- Task requirements -
Retrieve every line of the data holding the word "White".

(Dataset rows for apps and sites)
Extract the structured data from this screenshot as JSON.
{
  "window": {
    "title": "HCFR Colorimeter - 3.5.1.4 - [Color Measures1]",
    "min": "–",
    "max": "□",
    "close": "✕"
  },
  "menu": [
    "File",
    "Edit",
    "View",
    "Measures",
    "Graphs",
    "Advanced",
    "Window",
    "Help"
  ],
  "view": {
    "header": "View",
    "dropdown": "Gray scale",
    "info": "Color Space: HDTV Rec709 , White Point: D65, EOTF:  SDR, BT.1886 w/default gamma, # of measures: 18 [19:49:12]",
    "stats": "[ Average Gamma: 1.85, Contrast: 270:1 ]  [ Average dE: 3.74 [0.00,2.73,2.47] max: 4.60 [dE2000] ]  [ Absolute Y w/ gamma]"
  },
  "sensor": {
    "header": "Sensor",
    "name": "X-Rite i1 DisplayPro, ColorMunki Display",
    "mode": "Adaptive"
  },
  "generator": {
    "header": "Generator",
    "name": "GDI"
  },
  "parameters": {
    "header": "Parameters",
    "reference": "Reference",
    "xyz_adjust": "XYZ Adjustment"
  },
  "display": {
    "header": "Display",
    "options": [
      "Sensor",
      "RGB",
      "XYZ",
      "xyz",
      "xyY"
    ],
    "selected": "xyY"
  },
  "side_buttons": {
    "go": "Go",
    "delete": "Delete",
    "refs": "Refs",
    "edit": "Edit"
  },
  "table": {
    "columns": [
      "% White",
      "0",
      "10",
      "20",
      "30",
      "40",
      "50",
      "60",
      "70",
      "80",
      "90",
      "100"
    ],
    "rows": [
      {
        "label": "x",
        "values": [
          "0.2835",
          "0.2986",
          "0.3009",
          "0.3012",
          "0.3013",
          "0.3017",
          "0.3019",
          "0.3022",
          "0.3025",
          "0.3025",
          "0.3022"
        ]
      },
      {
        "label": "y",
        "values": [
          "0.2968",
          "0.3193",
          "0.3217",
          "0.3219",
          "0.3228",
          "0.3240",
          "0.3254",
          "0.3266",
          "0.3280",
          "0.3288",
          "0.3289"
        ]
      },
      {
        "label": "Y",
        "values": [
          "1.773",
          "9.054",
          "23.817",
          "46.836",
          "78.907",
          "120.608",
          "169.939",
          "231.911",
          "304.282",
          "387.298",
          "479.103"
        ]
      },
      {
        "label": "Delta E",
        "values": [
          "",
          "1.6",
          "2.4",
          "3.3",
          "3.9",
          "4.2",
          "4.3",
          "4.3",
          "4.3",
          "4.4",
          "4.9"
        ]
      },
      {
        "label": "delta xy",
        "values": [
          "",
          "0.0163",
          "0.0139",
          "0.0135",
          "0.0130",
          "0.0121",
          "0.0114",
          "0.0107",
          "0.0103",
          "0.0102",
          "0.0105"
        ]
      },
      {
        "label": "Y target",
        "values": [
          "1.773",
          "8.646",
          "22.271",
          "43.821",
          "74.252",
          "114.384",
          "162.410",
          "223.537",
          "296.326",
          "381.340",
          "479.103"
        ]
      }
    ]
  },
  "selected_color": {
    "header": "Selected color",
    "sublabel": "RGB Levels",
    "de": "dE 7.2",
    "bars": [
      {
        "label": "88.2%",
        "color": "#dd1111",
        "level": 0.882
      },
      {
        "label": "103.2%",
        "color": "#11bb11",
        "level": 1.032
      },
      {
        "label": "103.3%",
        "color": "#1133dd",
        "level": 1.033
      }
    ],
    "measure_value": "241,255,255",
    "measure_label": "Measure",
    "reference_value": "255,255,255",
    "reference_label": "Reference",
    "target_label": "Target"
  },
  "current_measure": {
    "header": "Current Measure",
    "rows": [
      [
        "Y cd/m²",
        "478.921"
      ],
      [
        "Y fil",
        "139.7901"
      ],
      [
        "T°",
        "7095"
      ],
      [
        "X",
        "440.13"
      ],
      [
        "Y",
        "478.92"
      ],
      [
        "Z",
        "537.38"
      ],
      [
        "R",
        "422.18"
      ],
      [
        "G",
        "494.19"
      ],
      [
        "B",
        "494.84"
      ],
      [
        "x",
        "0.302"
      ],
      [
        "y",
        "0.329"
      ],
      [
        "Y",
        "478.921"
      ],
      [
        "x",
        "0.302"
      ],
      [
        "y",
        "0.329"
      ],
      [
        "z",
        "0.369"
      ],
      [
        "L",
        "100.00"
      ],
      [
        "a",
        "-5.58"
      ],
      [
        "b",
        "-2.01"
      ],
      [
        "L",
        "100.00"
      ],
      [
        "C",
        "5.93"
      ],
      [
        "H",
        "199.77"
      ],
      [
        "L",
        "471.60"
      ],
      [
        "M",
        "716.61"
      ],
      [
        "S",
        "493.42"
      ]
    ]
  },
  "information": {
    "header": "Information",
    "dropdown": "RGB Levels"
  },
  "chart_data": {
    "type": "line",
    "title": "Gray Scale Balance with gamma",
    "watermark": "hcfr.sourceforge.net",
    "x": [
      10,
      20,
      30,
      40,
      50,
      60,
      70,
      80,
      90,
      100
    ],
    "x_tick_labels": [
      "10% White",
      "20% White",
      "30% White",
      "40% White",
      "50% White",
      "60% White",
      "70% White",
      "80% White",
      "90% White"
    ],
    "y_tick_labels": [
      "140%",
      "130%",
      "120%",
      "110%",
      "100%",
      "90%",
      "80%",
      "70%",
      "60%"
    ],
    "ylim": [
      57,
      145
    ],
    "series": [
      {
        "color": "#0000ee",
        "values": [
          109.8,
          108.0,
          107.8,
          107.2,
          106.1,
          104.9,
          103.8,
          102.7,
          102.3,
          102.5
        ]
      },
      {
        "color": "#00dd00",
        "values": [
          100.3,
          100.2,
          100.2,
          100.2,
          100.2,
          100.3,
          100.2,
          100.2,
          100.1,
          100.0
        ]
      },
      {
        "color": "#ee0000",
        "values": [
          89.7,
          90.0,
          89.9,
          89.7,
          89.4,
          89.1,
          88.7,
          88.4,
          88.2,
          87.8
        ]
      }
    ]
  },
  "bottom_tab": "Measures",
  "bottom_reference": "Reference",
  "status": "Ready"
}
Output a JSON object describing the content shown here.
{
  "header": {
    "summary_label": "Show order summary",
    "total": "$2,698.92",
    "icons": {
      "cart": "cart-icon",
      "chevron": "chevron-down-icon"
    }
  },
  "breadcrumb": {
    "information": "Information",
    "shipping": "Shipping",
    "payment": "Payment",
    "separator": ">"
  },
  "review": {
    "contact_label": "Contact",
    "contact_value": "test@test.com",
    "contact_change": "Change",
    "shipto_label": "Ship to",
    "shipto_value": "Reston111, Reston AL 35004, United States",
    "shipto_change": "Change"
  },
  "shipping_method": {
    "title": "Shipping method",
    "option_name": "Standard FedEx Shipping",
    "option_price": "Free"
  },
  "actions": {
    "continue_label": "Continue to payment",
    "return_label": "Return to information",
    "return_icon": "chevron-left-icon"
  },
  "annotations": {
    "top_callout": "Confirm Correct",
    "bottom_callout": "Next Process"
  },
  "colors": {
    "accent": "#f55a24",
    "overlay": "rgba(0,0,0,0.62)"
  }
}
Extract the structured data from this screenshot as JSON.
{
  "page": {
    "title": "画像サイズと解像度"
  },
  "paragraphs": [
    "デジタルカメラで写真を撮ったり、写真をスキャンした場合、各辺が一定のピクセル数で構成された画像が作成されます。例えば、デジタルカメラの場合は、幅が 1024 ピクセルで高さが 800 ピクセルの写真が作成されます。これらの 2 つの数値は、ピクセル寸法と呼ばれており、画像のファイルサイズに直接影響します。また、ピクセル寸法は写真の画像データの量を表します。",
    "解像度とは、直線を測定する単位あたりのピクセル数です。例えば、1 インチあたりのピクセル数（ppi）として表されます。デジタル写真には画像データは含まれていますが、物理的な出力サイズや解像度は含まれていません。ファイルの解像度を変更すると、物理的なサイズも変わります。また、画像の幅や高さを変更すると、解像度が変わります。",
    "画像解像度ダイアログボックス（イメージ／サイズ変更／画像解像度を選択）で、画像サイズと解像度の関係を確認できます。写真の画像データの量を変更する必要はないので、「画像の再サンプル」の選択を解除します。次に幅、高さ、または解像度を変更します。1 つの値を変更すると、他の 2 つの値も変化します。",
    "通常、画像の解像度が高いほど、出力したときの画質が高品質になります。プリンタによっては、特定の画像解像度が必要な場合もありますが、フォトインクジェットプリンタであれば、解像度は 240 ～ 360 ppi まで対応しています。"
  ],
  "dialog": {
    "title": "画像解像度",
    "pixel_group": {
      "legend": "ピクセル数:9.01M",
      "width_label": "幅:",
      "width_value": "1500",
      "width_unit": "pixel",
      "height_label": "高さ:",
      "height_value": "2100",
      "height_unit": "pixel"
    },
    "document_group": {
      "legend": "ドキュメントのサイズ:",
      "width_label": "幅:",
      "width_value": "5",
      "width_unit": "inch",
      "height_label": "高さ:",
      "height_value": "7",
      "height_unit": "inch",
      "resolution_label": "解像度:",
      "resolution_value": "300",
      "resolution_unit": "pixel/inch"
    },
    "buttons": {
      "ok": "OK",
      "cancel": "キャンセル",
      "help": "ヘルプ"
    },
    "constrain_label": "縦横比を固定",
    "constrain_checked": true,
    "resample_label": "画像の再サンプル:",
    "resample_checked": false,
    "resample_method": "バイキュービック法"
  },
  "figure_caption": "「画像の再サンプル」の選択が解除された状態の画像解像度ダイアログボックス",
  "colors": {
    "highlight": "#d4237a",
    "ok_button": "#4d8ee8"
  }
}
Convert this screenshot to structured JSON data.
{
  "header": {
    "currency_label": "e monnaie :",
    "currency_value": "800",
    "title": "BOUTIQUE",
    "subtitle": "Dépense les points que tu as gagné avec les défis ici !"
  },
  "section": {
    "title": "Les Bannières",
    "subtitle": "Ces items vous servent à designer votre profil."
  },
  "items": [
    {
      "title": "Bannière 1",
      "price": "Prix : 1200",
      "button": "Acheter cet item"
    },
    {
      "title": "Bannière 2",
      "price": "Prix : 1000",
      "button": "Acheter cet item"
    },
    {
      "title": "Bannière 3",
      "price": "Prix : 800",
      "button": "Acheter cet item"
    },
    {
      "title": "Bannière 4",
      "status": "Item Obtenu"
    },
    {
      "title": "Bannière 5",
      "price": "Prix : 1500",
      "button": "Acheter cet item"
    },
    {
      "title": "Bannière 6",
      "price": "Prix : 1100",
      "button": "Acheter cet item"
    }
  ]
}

- Finished task -
    "info": "Color Space: HDTV Rec709 , White Point: D65, EOTF:  SDR, BT.1886 w/default gamma, # of measures: 18 [19:49:12]",
      "% White",
      "10% White",
      "20% White",
      "30% White",
      "40% White",
      "50% White",
      "60% White",
      "70% White",
      "80% White",
      "90% White"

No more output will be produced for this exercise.